Scientists, including many at the University of Florida, are trying to figure out how to feed 10 billion people worldwide by 2050. As they do, some UF Institute of Food and Agricultural Sciences researchers are studying how arid nations can produce enough crops to feed themselves and to avoid civil protests or even war.
Egypt, for instance, lacks sufficient water to grow enough wheat, forcing the country to import half of that type of grain, UF/IFAS researchers say. A new UF/IFAS-led study shows Egypt’s wheat production will likely be insufficient in 20 to 25 years.
Low crop production can grow into a national and global security issue, said Jim Anderson, director of the UF/IFAS Institute for Sustainable Food Systems.
“Breakdowns in the global food system are not only a root cause of hunger, under-achievement and obesity, but also have been identified as a key cause of social unrest and, in some cases, civil war,” said Anderson, a UF/IFAS professor of food and resource economics.
As an example, increased bread prices were one reason people protested during the Arab Spring of 2010-2011, said Senthold Asseng, a UF/IFAS professor of agricultural and biological engineering.
Asseng led a recent study on Egypt’s long-term ability to produce its own wheat.
Egypt faces critical agricultural concerns. At 13.2 million tons per year, the country ranks as the world’s leading wheat importer, taking half its grain from other nations, Asseng said.
In the new study, researchers from UF/IFAS and Egypt found the middle-Eastern nation can grow enough wheat to feed itself through 2040, but after that, production looks uncertain.

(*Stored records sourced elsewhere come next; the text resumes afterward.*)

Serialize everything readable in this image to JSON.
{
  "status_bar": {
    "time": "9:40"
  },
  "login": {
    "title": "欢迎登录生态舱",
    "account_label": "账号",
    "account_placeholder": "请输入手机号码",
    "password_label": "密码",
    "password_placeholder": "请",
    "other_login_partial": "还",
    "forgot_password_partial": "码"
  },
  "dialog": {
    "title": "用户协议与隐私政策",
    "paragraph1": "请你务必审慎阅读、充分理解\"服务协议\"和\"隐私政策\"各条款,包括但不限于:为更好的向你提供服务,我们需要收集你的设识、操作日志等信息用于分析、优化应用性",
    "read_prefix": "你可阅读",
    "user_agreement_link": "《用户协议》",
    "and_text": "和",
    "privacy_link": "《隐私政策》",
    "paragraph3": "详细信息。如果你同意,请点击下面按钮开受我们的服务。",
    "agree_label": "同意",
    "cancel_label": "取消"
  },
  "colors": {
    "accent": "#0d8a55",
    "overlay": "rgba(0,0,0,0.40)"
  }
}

“To feed its population and become independent from wheat imports, the Egyptian government tries to expand wheat production by doubling the irrigation area through a new national initiative,” Asseng said.
“This initiative will make Egypt self-sufficient in the near future, but will be insufficient after (the decade of the) 2040s,” he said. “By then, Egypt will have to start importing wheat, again, due to declining yields from climate change and increasing demand with population growth.”
Climate change will affect agriculture everywhere in the world, however, climate change will be felt first and hardest where food shortage is an issue already now, Asseng said.
He and other scientists work on the Agricultural Model Intercomparison and Improvement Project, also known as AgMIP — a global research network.
Scientific knowledge through AgMIP is key to understanding the impact and consequences of climate change on agriculture and food systems, Asseng said. The group enabled this multi-institutional and bi-national research, he said.
Egypt’s wheat production gains global importance because many countries export wheat there. Most comes from Russia, the Ukraine and Romania, Asseng said. The U.S. exports relatively little wheat to Egypt — about 100,000 tons in 2017-2018, he said. But the U.S. and Egypt are linked through wheat prices.
“On an economic level, as the largest wheat importer, the role of Egypt in the global grain market is critical to any grain- or food-producing country or region,” Asseng said. “The U.S. is the fourth-largest wheat producer and number one wheat exporter in the world.”
Almost every state in the U.S. produces wheat. The leading states are Kansas, North Dakota, Montana and Washington.
Florida produces very little wheat, but through a new breeding program, Md Ali Babar, a UF/IFAS agronomy professor, is developing wheat varieties for the Sunshine State and other parts of the world. Babar is working to breed wheat cultivars that are more tolerant to heat and dry weather for a future predicted to be warmer.
The Egypt wheat study is published in the journal Environmental Research Letters.